Setting up and maintaining a fast web site can be a hotly debated issue: should preference be given to in-house development, and where will it fit in an already busy development schedule?
There are now some 5.052 billion mobile users, accounting for 67% of the world's population. And with WiFi and 4G now widely available, the pace of mobile activity is continually on the rise: mobile web traffic is up 21% over the previous year.
Beyond its usefulness to consumers, mobile commerce offers key advantages from a business perspective:
- Tablet devices account for the highest add-to-cart rates on e-commerce websites at 8.58%. (Smart Insights)
- Average smartphone conversion rates are up 64% compared to the average desktop conversion rates. (CMS Report)
Alibaba is a prime example: “Mobile revenue for its Chinese e-commerce business increased 80 percent to US$13.18 billion, generating 80 percent of its total retail revenue in the country. Monetisation of its mobile commerce platforms outstripped that of desktop”.
Given this surge in mobile activity, there can be no doubt about it: e-commerce operators must eliminate any potential points of friction that users may experience on their web sites. Consumers are more demanding than ever and expect a slick and seamless experience. Speed is therefore among consumers' top requirements when it comes to the mobile experience. This then raises the question: how can we reduce loading times on our mobile web site?
It is often difficult to get the right trade-off between image quality and loading speed.
The ideal solution would be for each image to be adapted on a user-by-user basis: be that clipping it perfectly to the user's device screen, stripping metadata of any unnecessary information or, of course, ensuring that it is displayed with optimum image quality. But achieving this soon becomes something of a black art.
Given this challenge, our technical team has pored over the plethora of best practices and advanced libraries out there to ensure that Fasterize implements the very best in image compression algorithms.
In this article, we present an overview of the various methods used.
TLS (Transport Layer Security) encrypts traffic to and from a web site, thereby preventing other parties from eavesdropping on your data. However, adding this safeguard to your web site introduces greater complexity and affects how the site interacts with your visitors. TLS can therefore lead to slow page loading times and have a negative impact on user experience. In this article, we introduce the various optimisations implemented by Fasterize at the TLS security layer to ensure your web site remains slick while maximising security.
How much of an impact does font loading have on loading times? What is the best web performance strategy to adopt when it comes to optimising font loading? Anthony, one of our web performance experts, lifts the lid on some or our in-house analysis and gives the low-down on FOUT, preloading and inlining.
NB: "fonts" here refer specifically to web fonts.
Web performance is a crucial factor for any ecommerce website, and CDN are among the many solutions available to improve this performance.

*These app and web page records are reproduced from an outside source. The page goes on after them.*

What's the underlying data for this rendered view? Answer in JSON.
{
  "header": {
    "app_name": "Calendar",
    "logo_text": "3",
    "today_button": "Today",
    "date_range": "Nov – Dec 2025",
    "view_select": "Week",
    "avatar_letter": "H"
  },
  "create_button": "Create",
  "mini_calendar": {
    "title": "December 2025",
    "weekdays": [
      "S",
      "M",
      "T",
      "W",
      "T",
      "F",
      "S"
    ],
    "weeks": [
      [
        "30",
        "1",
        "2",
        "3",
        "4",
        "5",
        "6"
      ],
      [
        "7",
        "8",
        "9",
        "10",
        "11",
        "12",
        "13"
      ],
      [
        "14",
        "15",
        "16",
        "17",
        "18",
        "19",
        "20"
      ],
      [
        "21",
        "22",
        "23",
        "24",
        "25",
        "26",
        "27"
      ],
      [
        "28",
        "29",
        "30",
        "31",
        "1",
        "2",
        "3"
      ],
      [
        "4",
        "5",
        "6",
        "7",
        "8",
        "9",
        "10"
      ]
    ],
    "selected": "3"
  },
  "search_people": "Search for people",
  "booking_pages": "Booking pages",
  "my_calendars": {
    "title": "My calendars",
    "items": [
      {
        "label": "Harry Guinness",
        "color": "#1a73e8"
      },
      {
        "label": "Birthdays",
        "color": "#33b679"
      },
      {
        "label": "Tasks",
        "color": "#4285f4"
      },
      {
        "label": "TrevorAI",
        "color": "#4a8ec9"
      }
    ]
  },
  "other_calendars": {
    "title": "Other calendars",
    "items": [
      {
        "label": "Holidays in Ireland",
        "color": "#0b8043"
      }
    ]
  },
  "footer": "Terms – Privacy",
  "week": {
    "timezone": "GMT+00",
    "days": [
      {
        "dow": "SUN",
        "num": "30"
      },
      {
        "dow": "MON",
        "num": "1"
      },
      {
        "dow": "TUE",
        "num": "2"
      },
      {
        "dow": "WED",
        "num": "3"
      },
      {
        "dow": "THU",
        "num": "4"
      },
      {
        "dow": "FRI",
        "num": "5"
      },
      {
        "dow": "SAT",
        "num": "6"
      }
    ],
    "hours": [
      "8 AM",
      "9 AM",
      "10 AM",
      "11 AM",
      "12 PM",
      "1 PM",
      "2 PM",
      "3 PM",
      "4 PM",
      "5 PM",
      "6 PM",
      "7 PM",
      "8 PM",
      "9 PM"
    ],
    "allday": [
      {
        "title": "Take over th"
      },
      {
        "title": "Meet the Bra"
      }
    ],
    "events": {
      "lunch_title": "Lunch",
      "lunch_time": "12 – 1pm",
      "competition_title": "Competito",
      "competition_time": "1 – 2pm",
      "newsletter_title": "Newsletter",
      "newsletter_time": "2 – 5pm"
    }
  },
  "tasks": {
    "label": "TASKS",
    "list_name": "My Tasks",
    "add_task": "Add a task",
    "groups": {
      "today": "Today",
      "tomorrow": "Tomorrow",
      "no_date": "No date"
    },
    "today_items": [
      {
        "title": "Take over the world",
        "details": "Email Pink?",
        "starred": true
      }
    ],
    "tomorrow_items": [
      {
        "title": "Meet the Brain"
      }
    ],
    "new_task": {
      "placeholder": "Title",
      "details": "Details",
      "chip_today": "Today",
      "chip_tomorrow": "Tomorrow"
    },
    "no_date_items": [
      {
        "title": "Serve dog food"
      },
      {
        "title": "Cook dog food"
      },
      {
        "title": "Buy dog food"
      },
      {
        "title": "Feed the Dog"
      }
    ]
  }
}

In this article, we’ll review some of the questions our customers have asked about CDN. We hope our answers will give you a clearer understanding of Content Delivery Network, as they have for our customers.
Waterfall charts provide a timeline representation of how elements of your web page are loaded into the browser.
This type of graph provides a wealth of information, including details such as the size of each of your resources, the number of requests, the loading behaviour, loading times and much much more!
So grab your
wetsuit webpagetest report, as we dive in and show you how to interpret your waterfall chart and uncover the clues it has to offer for improving the performance of your web site.
We enhanced our API to ease your server logs access.
You can now retrieve your cached page logs (whether there are cached on a CDN or on Fasterize) easily. A good news, especially for SEO professionals, who can find a lot of meaningful data in these logs. And, the icing on the cake, we are officially integrated with Botify and Screaming Frog!
Performance budgets have been around for a number of years (since 2013 to be precise) and have proven their worth over and over again. CTOs the world over have achieved and maintained performance targets by adopting one.
The budget in question is not the amount of money that you and many other web developers like you will be spending on achieving optimum performance this year. Rather, we will be taking a detailed look at the notion of ‘performance budget’. It is a concept that deserves to be more widely adopted by web site producers. Once you have set yours, you will probably wonder how you ever lived without it.